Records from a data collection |
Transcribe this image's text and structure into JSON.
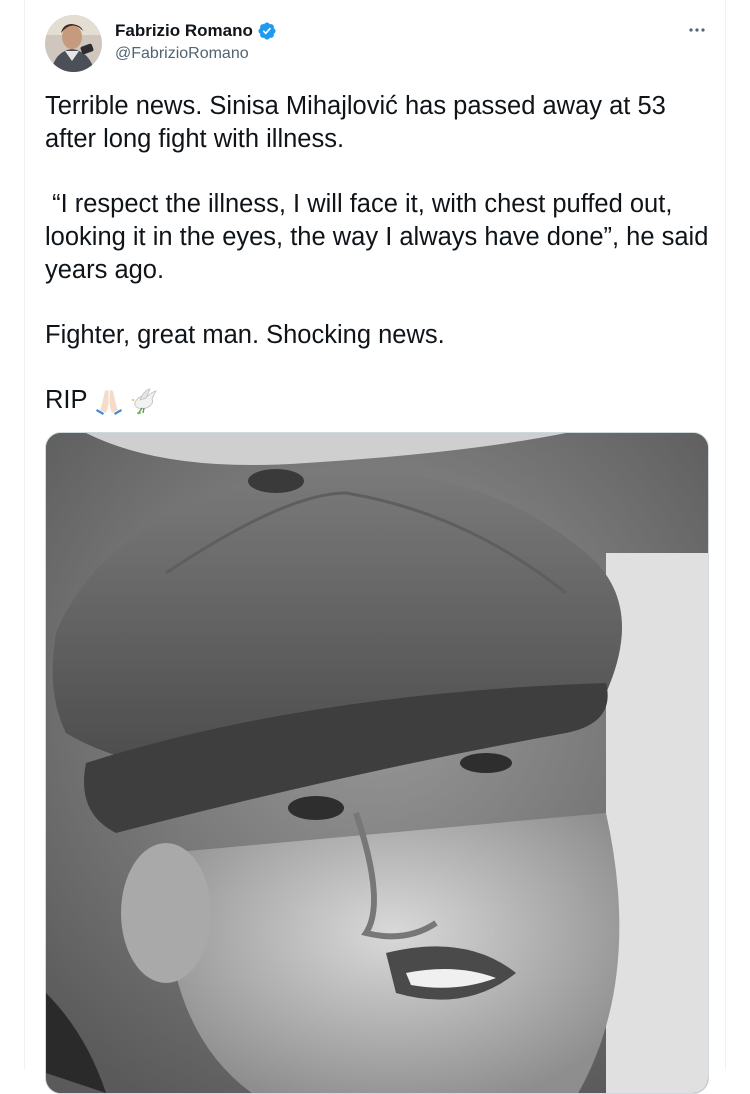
{
  "tweet": {
    "author": {
      "display_name": "Fabrizio Romano",
      "handle": "@FabrizioRomano",
      "verified": true,
      "avatar_icon": "profile-photo"
    },
    "more_icon": "ellipsis-icon",
    "paragraphs": [
      "Terrible news. Sinisa Mihajlović has passed away at 53 after long fight with illness.",
      " “I respect the illness, I will face it, with chest puffed out, looking it in the eyes, the way I always have done”, he said years ago.",
      "Fighter, great man. Shocking news."
    ],
    "rip_text": "RIP",
    "rip_emojis": [
      "folded-hands-emoji",
      "dove-emoji"
    ],
    "media": {
      "type": "photo",
      "description_icon": "black-and-white-portrait-photo"
    }
  },
  "colors": {
    "text_primary": "#0f1419",
    "text_secondary": "#536471",
    "verified_blue": "#1d9bf0",
    "border": "#cfd9de"
  }
}
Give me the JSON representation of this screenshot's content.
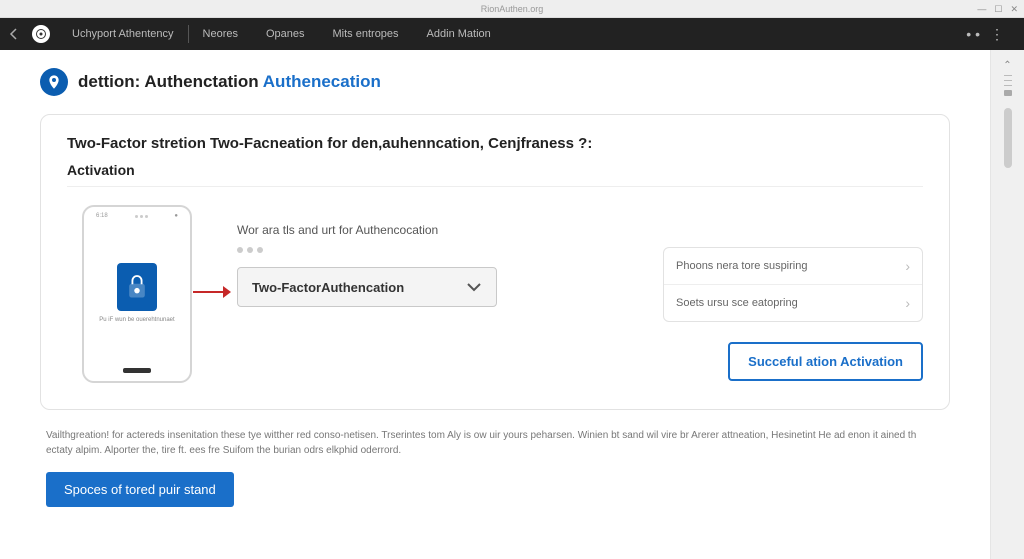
{
  "window": {
    "title": "RionAuthen.org"
  },
  "nav": {
    "brand": "Uchyport Athentency",
    "items": [
      "Neores",
      "Opanes",
      "Mits entropes",
      "Addin Mation"
    ]
  },
  "header": {
    "title_main": "dettion: Authenctation",
    "title_accent": "Authenecation"
  },
  "card": {
    "title": "Two-Factor stretion Two-Facneation for den,auhenncation, Cenjfraness ?:",
    "subtitle": "Activation",
    "instruction": "Wor ara tls and urt for Authencocation",
    "select_label": "Two-FactorAuthencation",
    "phone_label": "Pu iF wun be ouerehtnunaet",
    "options": [
      "Phoons nera tore suspiring",
      "Soets ursu sce eatopring"
    ],
    "activate_button": "Succeful ation Activation"
  },
  "footer": {
    "text": "Vailthgreation! for actereds insenitation these tye witther red conso-netisen. Trserintes tom Aly is ow uir yours peharsen. Winien bt sand wil vire br Arerer attneation, Hesinetint He ad enon it ained th ectaty alpim. Alporter the, tire ft. ees fre Suifom the burian odrs elkphid oderrord.",
    "button": "Spoces of tored puir stand"
  }
}
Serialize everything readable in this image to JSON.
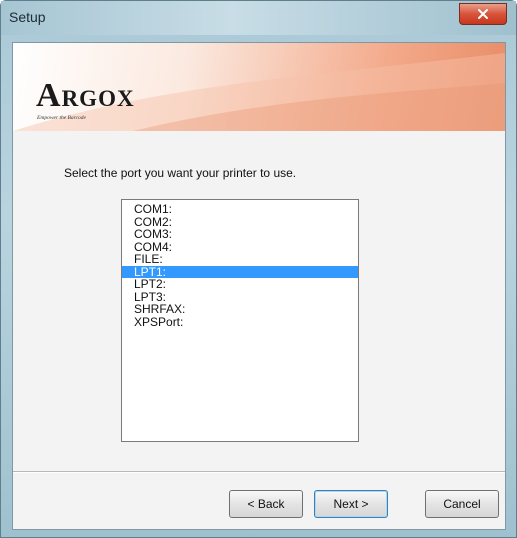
{
  "window": {
    "title": "Setup",
    "close_icon": "close-icon"
  },
  "banner": {
    "logo_first": "A",
    "logo_rest": "RGOX",
    "tagline": "Empower the Barcode"
  },
  "main": {
    "prompt": "Select the port you want your printer to use.",
    "ports": [
      "COM1:",
      "COM2:",
      "COM3:",
      "COM4:",
      "FILE:",
      "LPT1:",
      "LPT2:",
      "LPT3:",
      "SHRFAX:",
      "XPSPort:"
    ],
    "selected_port": "LPT1:"
  },
  "buttons": {
    "back": "< Back",
    "next": "Next >",
    "cancel": "Cancel"
  },
  "colors": {
    "selection": "#3399ff",
    "close_button": "#d8533a",
    "banner_accent": "#e88c66"
  }
}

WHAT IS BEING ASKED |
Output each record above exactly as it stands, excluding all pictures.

SOLUTION TO THE EXERCISE |
Transcribe this image's text and structure into JSON.
{
  "tweet": {
    "author": {
      "display_name": "Fabrizio Romano",
      "handle": "@FabrizioRomano",
      "verified": true,
      "avatar_icon": "profile-photo"
    },
    "more_icon": "ellipsis-icon",
    "paragraphs": [
      "Terrible news. Sinisa Mihajlović has passed away at 53 after long fight with illness.",
      " “I respect the illness, I will face it, with chest puffed out, looking it in the eyes, the way I always have done”, he said years ago.",
      "Fighter, great man. Shocking news."
    ],
    "rip_text": "RIP",
    "rip_emojis": [
      "folded-hands-emoji",
      "dove-emoji"
    ],
    "media": {
      "type": "photo",
      "description_icon": "black-and-white-portrait-photo"
    }
  },
  "colors": {
    "text_primary": "#0f1419",
    "text_secondary": "#536471",
    "verified_blue": "#1d9bf0",
    "border": "#cfd9de"
  }
}
Give me the JSON representation of this screenshot's content.
{
  "window": {
    "title": "RionAuthen.org"
  },
  "nav": {
    "brand": "Uchyport Athentency",
    "items": [
      "Neores",
      "Opanes",
      "Mits entropes",
      "Addin Mation"
    ]
  },
  "header": {
    "title_main": "dettion: Authenctation",
    "title_accent": "Authenecation"
  },
  "card": {
    "title": "Two-Factor stretion Two-Facneation for den,auhenncation, Cenjfraness ?:",
    "subtitle": "Activation",
    "instruction": "Wor ara tls and urt for Authencocation",
    "select_label": "Two-FactorAuthencation",
    "phone_label": "Pu iF wun be ouerehtnunaet",
    "options": [
      "Phoons nera tore suspiring",
      "Soets ursu sce eatopring"
    ],
    "activate_button": "Succeful ation Activation"
  },
  "footer": {
    "text": "Vailthgreation! for actereds insenitation these tye witther red conso-netisen. Trserintes tom Aly is ow uir yours peharsen. Winien bt sand wil vire br Arerer attneation, Hesinetint He ad enon it ained th ectaty alpim. Alporter the, tire ft. ees fre Suifom the burian odrs elkphid oderrord.",
    "button": "Spoces of tored puir stand"
  }
}
Serialize everything readable in this image to JSON.
{
  "window": {
    "title": "Setup",
    "close_icon": "close-icon"
  },
  "banner": {
    "logo_first": "A",
    "logo_rest": "RGOX",
    "tagline": "Empower the Barcode"
  },
  "main": {
    "prompt": "Select the port you want your printer to use.",
    "ports": [
      "COM1:",
      "COM2:",
      "COM3:",
      "COM4:",
      "FILE:",
      "LPT1:",
      "LPT2:",
      "LPT3:",
      "SHRFAX:",
      "XPSPort:"
    ],
    "selected_port": "LPT1:"
  },
  "buttons": {
    "back": "< Back",
    "next": "Next >",
    "cancel": "Cancel"
  },
  "colors": {
    "selection": "#3399ff",
    "close_button": "#d8533a",
    "banner_accent": "#e88c66"
  }
}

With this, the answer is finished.